_Exercise details_
Output the entries as they appear, skipping images.

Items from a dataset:
___
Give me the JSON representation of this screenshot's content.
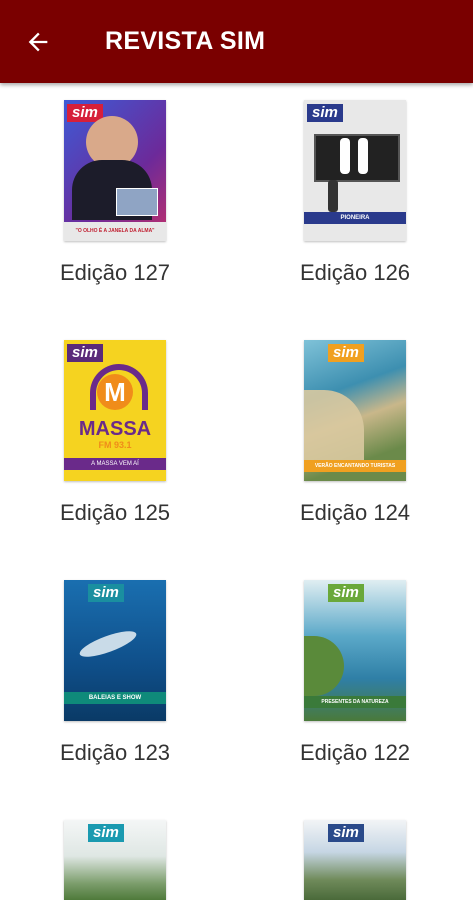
{
  "appbar": {
    "title": "REVISTA SIM",
    "back_icon": "arrow-left-icon"
  },
  "colors": {
    "appbar": "#7a0000"
  },
  "issues": [
    {
      "label": "Edição 127",
      "logo": "sim",
      "cover_text": "\"O OLHO É A JANELA DA ALMA\""
    },
    {
      "label": "Edição 126",
      "logo": "sim",
      "cover_text": "PIONEIRA"
    },
    {
      "label": "Edição 125",
      "logo": "sim",
      "cover_text": "MASSA",
      "cover_sub": "FM 93.1",
      "cover_footer": "A MASSA VEM AÍ"
    },
    {
      "label": "Edição 124",
      "logo": "sim",
      "cover_text": "VERÃO ENCANTANDO TURISTAS"
    },
    {
      "label": "Edição 123",
      "logo": "sim",
      "cover_text": "BALEIAS E SHOW"
    },
    {
      "label": "Edição 122",
      "logo": "sim",
      "cover_text": "PRESENTES DA NATUREZA"
    },
    {
      "label": "",
      "logo": "sim"
    },
    {
      "label": "",
      "logo": "sim"
    }
  ]
}
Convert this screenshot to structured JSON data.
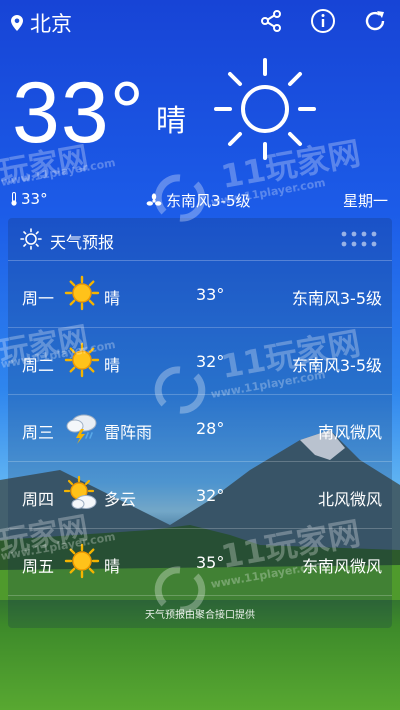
{
  "header": {
    "city": "北京",
    "icons": [
      "location-pin-icon",
      "share-icon",
      "info-icon",
      "refresh-icon"
    ]
  },
  "current": {
    "temperature": "33°",
    "condition": "晴",
    "sub_temp": "33°",
    "wind": "东南风3-5级",
    "weekday": "星期一"
  },
  "forecast": {
    "title": "天气预报",
    "rows": [
      {
        "day": "周一",
        "icon": "sun-icon",
        "condition": "晴",
        "temp": "33°",
        "wind": "东南风3-5级"
      },
      {
        "day": "周二",
        "icon": "sun-icon",
        "condition": "晴",
        "temp": "32°",
        "wind": "东南风3-5级"
      },
      {
        "day": "周三",
        "icon": "thunderstorm-icon",
        "condition": "雷阵雨",
        "temp": "28°",
        "wind": "南风微风"
      },
      {
        "day": "周四",
        "icon": "partly-cloudy-icon",
        "condition": "多云",
        "temp": "32°",
        "wind": "北风微风"
      },
      {
        "day": "周五",
        "icon": "sun-icon",
        "condition": "晴",
        "temp": "35°",
        "wind": "东南风微风"
      }
    ],
    "footer": "天气预报由聚合接口提供"
  },
  "watermark": {
    "brand": "11玩家网",
    "brand_short": "玩家网",
    "url": "www.11player.com"
  },
  "colors": {
    "sky_top": "#1744d6",
    "sun": "#f5b400"
  }
}
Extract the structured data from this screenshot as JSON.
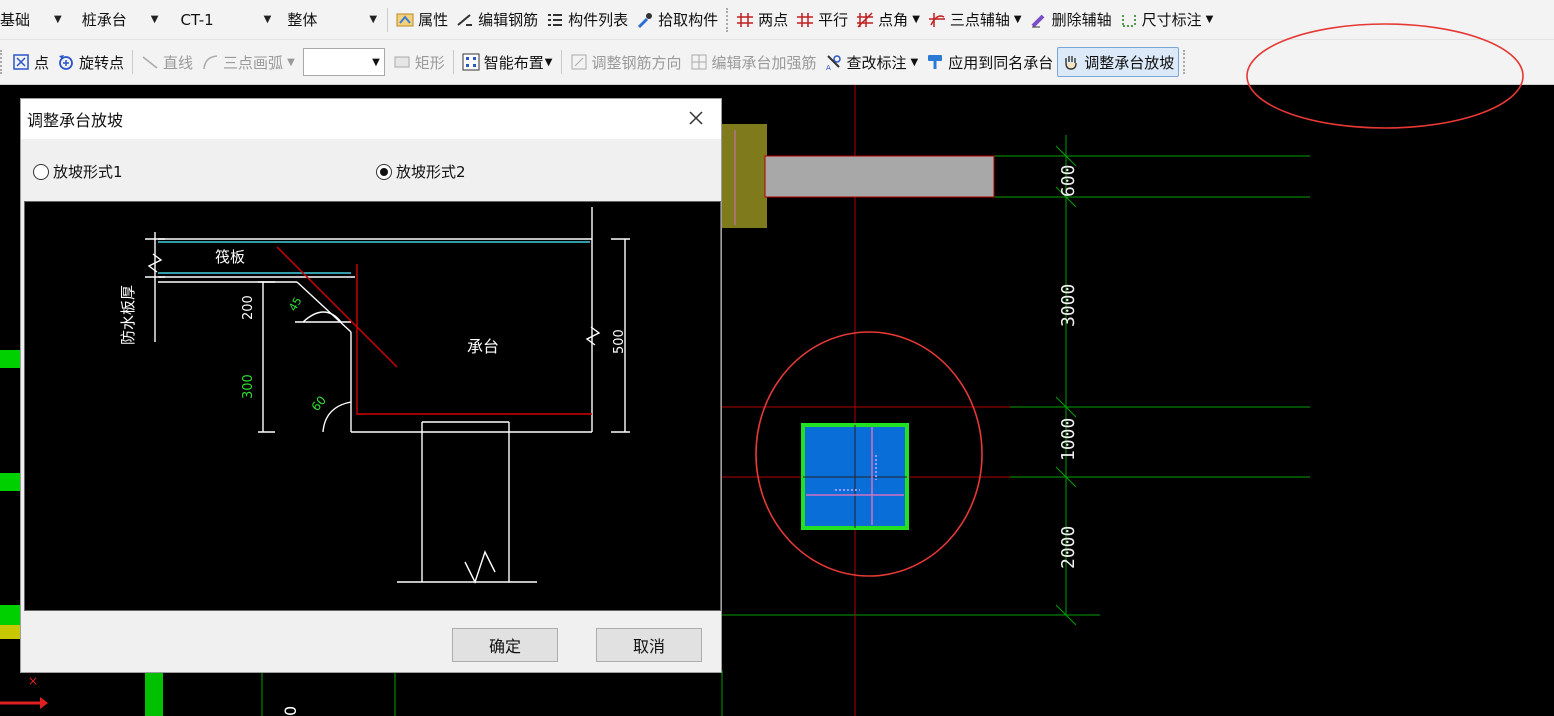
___
_Result_
Give me the JSON representation of this screenshot's content.
{
  "appbar": {
    "title": "REVISTA SIM",
    "back_icon": "arrow-left-icon"
  },
  "colors": {
    "appbar": "#7a0000"
  },
  "issues": [
    {
      "label": "Edição 127",
      "logo": "sim",
      "cover_text": "\"O OLHO É A JANELA DA ALMA\""
    },
    {
      "label": "Edição 126",
      "logo": "sim",
      "cover_text": "PIONEIRA"
    },
    {
      "label": "Edição 125",
      "logo": "sim",
      "cover_text": "MASSA",
      "cover_sub": "FM 93.1",
      "cover_footer": "A MASSA VEM AÍ"
    },
    {
      "label": "Edição 124",
      "logo": "sim",
      "cover_text": "VERÃO ENCANTANDO TURISTAS"
    },
    {
      "label": "Edição 123",
      "logo": "sim",
      "cover_text": "BALEIAS E SHOW"
    },
    {
      "label": "Edição 122",
      "logo": "sim",
      "cover_text": "PRESENTES DA NATUREZA"
    },
    {
      "label": "",
      "logo": "sim"
    },
    {
      "label": "",
      "logo": "sim"
    }
  ]
}
Convert this screenshot to structured JSON data.
{
  "header": {
    "city": "北京",
    "icons": [
      "location-pin-icon",
      "share-icon",
      "info-icon",
      "refresh-icon"
    ]
  },
  "current": {
    "temperature": "33°",
    "condition": "晴",
    "sub_temp": "33°",
    "wind": "东南风3-5级",
    "weekday": "星期一"
  },
  "forecast": {
    "title": "天气预报",
    "rows": [
      {
        "day": "周一",
        "icon": "sun-icon",
        "condition": "晴",
        "temp": "33°",
        "wind": "东南风3-5级"
      },
      {
        "day": "周二",
        "icon": "sun-icon",
        "condition": "晴",
        "temp": "32°",
        "wind": "东南风3-5级"
      },
      {
        "day": "周三",
        "icon": "thunderstorm-icon",
        "condition": "雷阵雨",
        "temp": "28°",
        "wind": "南风微风"
      },
      {
        "day": "周四",
        "icon": "partly-cloudy-icon",
        "condition": "多云",
        "temp": "32°",
        "wind": "北风微风"
      },
      {
        "day": "周五",
        "icon": "sun-icon",
        "condition": "晴",
        "temp": "35°",
        "wind": "东南风微风"
      }
    ],
    "footer": "天气预报由聚合接口提供"
  },
  "watermark": {
    "brand": "11玩家网",
    "brand_short": "玩家网",
    "url": "www.11player.com"
  },
  "colors": {
    "sky_top": "#1744d6",
    "sun": "#f5b400"
  }
}
Extract the structured data from this screenshot as JSON.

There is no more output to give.